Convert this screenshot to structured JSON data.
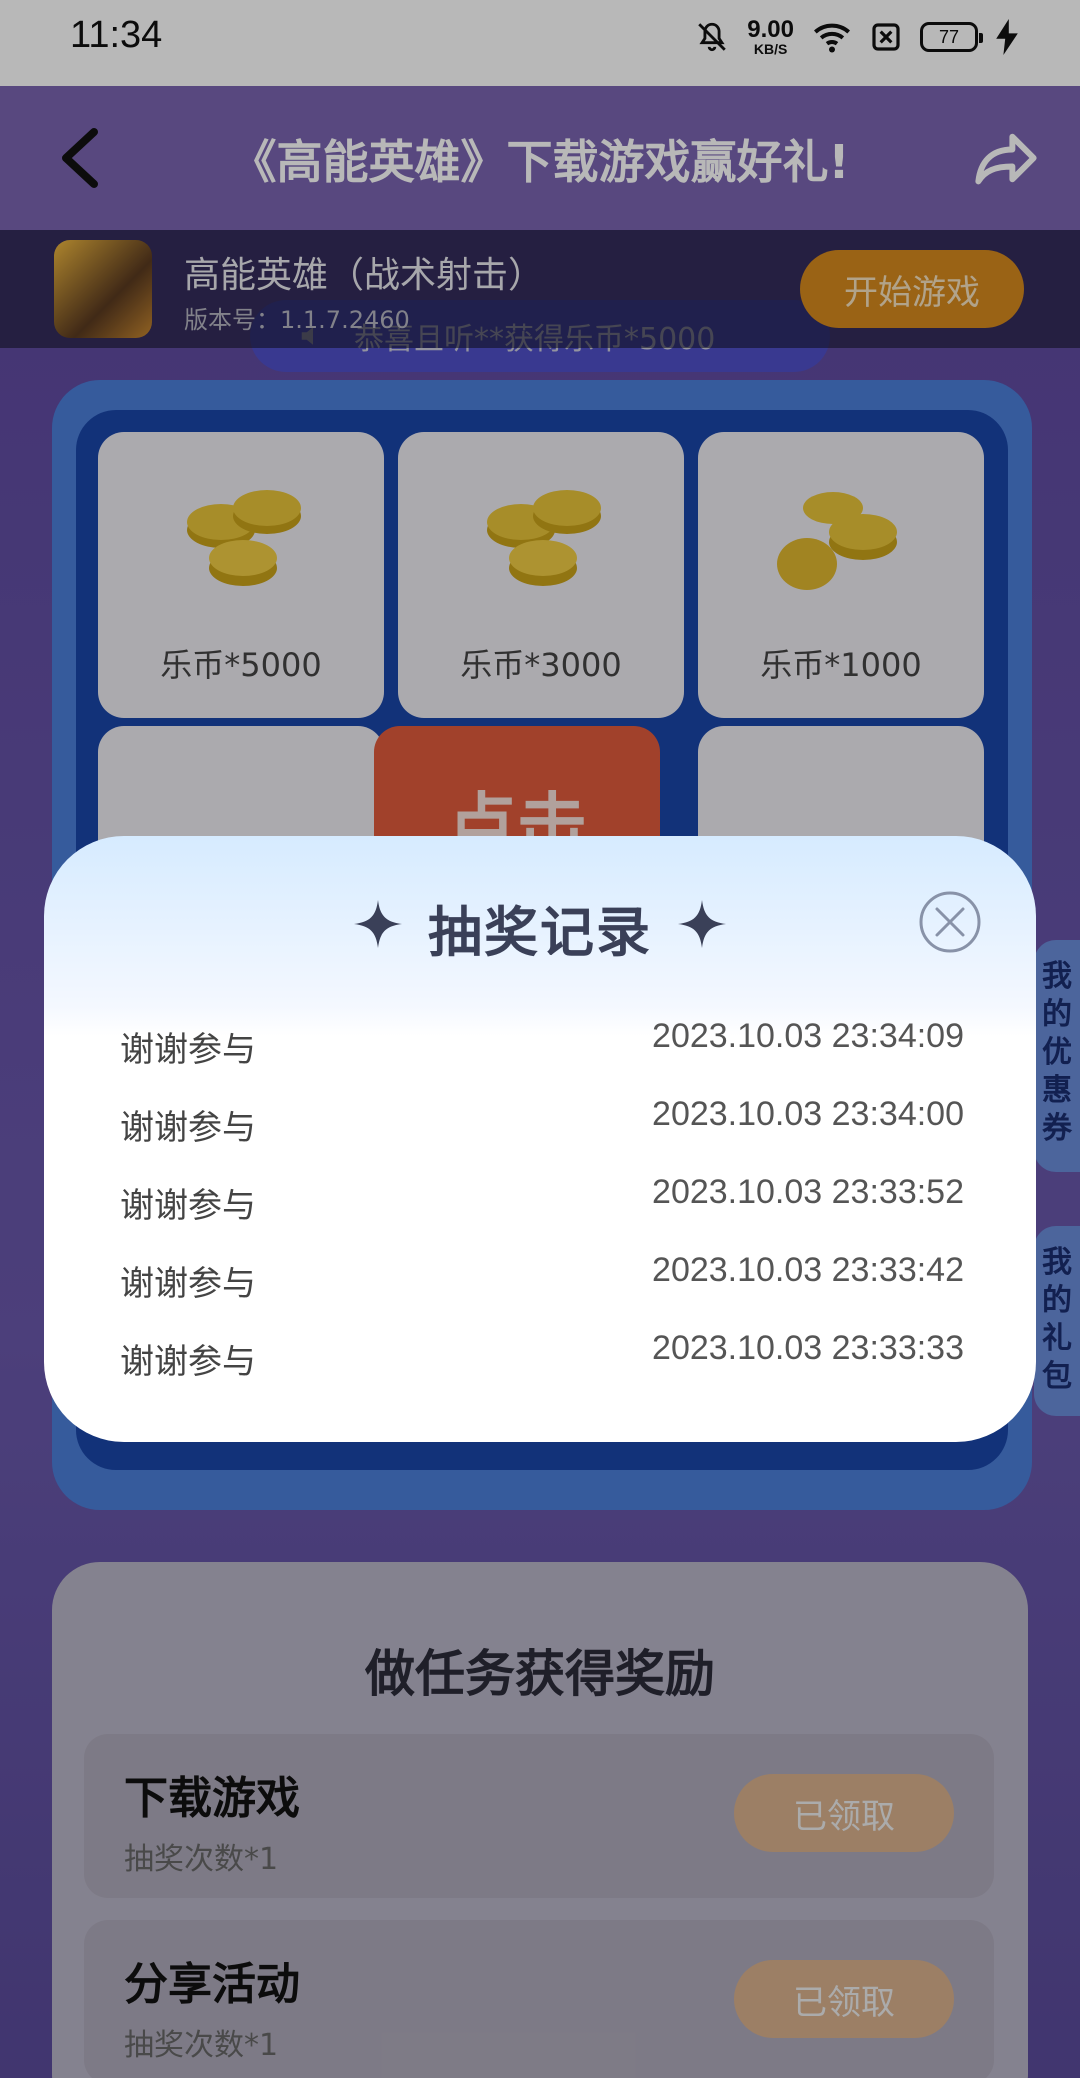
{
  "status_bar": {
    "time": "11:34",
    "net_speed": "9.00",
    "net_unit": "KB/S",
    "battery": "77"
  },
  "appbar": {
    "title": "《高能英雄》下载游戏赢好礼!"
  },
  "game": {
    "name": "高能英雄（战术射击）",
    "version": "版本号：1.1.7.2460",
    "start_label": "开始游戏"
  },
  "ticker": {
    "text": "恭喜且听**获得乐币*5000"
  },
  "prizes": [
    {
      "label": "乐币*5000"
    },
    {
      "label": "乐币*3000"
    },
    {
      "label": "乐币*1000"
    }
  ],
  "center_button": "点击",
  "side_tabs": {
    "coupons": "我的优惠券",
    "gifts": "我的礼包"
  },
  "tasks": {
    "title": "做任务获得奖励",
    "items": [
      {
        "name": "下载游戏",
        "reward": "抽奖次数*1",
        "button": "已领取"
      },
      {
        "name": "分享活动",
        "reward": "抽奖次数*1",
        "button": "已领取"
      }
    ]
  },
  "modal": {
    "title": "抽奖记录",
    "records": [
      {
        "status": "谢谢参与",
        "time": "2023.10.03 23:34:09"
      },
      {
        "status": "谢谢参与",
        "time": "2023.10.03 23:34:00"
      },
      {
        "status": "谢谢参与",
        "time": "2023.10.03 23:33:52"
      },
      {
        "status": "谢谢参与",
        "time": "2023.10.03 23:33:42"
      },
      {
        "status": "谢谢参与",
        "time": "2023.10.03 23:33:33"
      }
    ]
  },
  "icons": {
    "back": "back-arrow-icon",
    "share": "share-icon",
    "close": "close-icon",
    "mute": "bell-off-icon",
    "wifi": "wifi-icon",
    "sim": "sim-off-icon",
    "charging": "charging-icon"
  }
}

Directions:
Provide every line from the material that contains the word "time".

The answer:
    "time": "11:34",
        "time": "2023.10.03 23:34:09"
        "time": "2023.10.03 23:34:00"
        "time": "2023.10.03 23:33:52"
        "time": "2023.10.03 23:33:42"
        "time": "2023.10.03 23:33:33"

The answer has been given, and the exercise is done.